Latest Dead zone Stories
While an out-of-control gusher deep in the Gulf of Mexico fouls beaches and chokes marshland habitat, another threat could be growing below the oil-slicked surface.
As oxygen-deprived waters increase, they emit more greenhouse gasses into atmosphere.
A team of researchers at the University of British Columbia, along with colleagues at the US Dept. of Energy Joint Genome Institute, has mapped the genome of a microbe that is silently helping to shape the ecology of oxygen-minimum areas in the ocean known as dead zones.
Underwater robotic gliders help reveal why massive oceanic expanses are losing virtually all of their marine life every summer.
Scientists work to explain why massive "dead zones" have been invading the Pacific Northwest's near-shore waters since 2002.
Scientists in Pennsylvania report that boosting production of crops used to make biofuels could make a difficult task to shrink a vast, oxygen-depleted "dead zone" in the Gulf of Mexico more difficult.
A scientist reported Friday that the Gulf of Mexico's "dead zone," where low amounts of oxygen in the water make it hard for anything to live there, is less than half the size as predicted earlier this year.
University of Michigan aquatic ecologist Donald Scavia and his colleagues say this year's Gulf of Mexico "dead zone" could be one of the largest on record, continuing a decades-long trend that threatens the health of a half-billion-dollar fishery.
Bill Deutsch, of Auburn University, has launched a new project that is aimed at reducing farm runoff that has become a driving force behind water pollution in the Gulf of Mexico.

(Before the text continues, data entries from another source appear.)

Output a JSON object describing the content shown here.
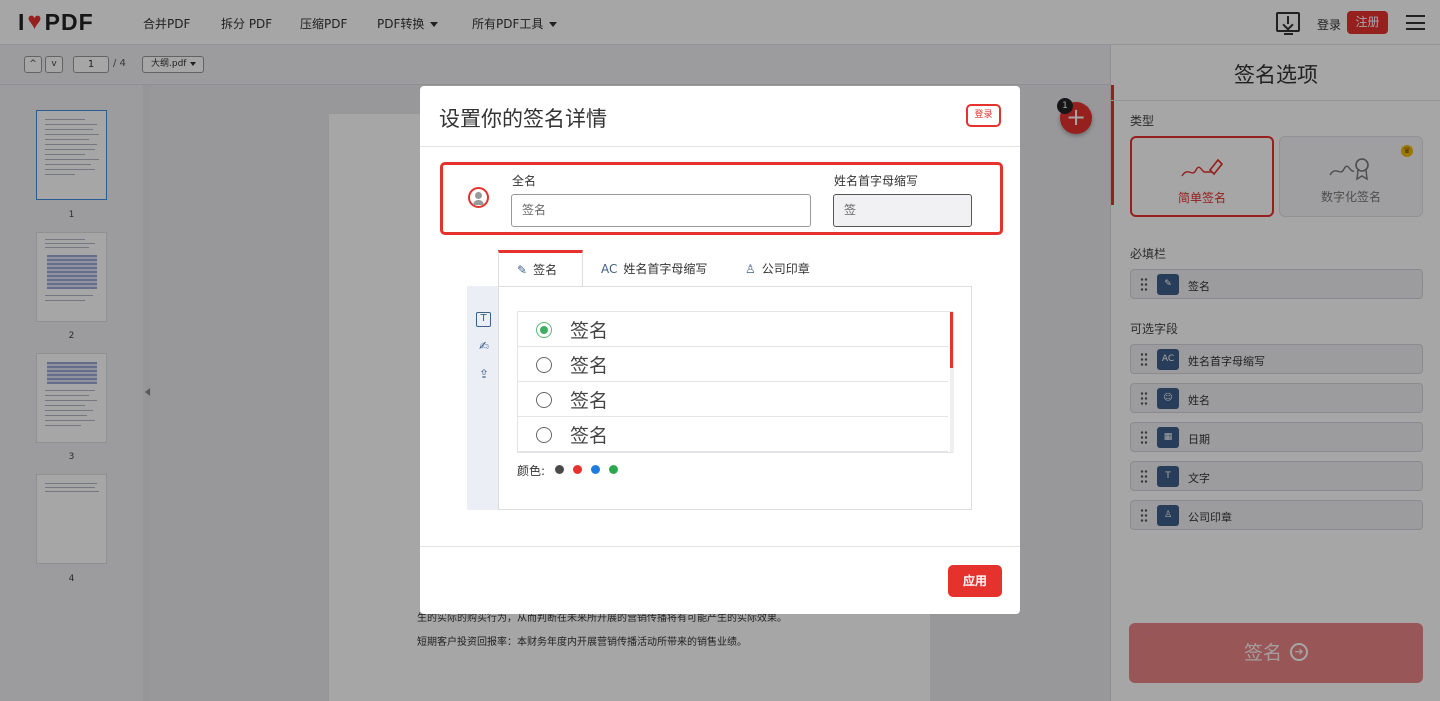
{
  "nav": {
    "logo_left": "I",
    "logo_right": "PDF",
    "items": [
      "合并PDF",
      "拆分 PDF",
      "压缩PDF",
      "PDF转换",
      "所有PDF工具"
    ],
    "login": "登录",
    "register": "注册"
  },
  "toolbar": {
    "prev": "^",
    "next": "v",
    "page_value": "1",
    "page_total": "/ 4",
    "file_name": "大纲.pdf"
  },
  "thumbnails": [
    "1",
    "2",
    "3",
    "4"
  ],
  "document": {
    "lines": [
      "生的实际的购买行为，从而判断在未来所开展的营销传播将有可能产生的实际效果。",
      "短期客户投资回报率：本财务年度内开展营销传播活动所带来的销售业绩。"
    ]
  },
  "fab": {
    "badge": "1",
    "icon": "plus-icon"
  },
  "right_panel": {
    "title": "签名选项",
    "type_label": "类型",
    "types": [
      {
        "label": "简单签名",
        "selected": true
      },
      {
        "label": "数字化签名",
        "selected": false
      }
    ],
    "required_label": "必填栏",
    "required_fields": [
      {
        "label": "签名",
        "icon": "pen-icon"
      }
    ],
    "optional_label": "可选字段",
    "optional_fields": [
      {
        "label": "姓名首字母缩写",
        "icon": "initials-icon"
      },
      {
        "label": "姓名",
        "icon": "person-icon"
      },
      {
        "label": "日期",
        "icon": "calendar-icon"
      },
      {
        "label": "文字",
        "icon": "text-icon"
      },
      {
        "label": "公司印章",
        "icon": "stamp-icon"
      }
    ],
    "sign_button": "签名"
  },
  "modal": {
    "title": "设置你的签名详情",
    "login": "登录",
    "full_name_label": "全名",
    "full_name_placeholder": "签名",
    "initials_label": "姓名首字母缩写",
    "initials_value": "签",
    "tabs": [
      "签名",
      "姓名首字母缩写",
      "公司印章"
    ],
    "signatures": [
      {
        "text": "签名",
        "selected": true
      },
      {
        "text": "签名",
        "selected": false
      },
      {
        "text": "签名",
        "selected": false
      },
      {
        "text": "签名",
        "selected": false
      }
    ],
    "color_label": "颜色:",
    "colors": [
      "#4a4a4a",
      "#e5322d",
      "#1e7be0",
      "#2ea84f"
    ],
    "apply": "应用"
  },
  "colors": {
    "accent": "#e5322d",
    "icon_blue": "#3e5f8a"
  }
}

Polluted water from Chicago has helped create a dead zone in the Gulf of Mexico, where excess algae suffocates marine life, says a U.S.
- In medieval musical notation, a sign or neume denoting a shake or trill.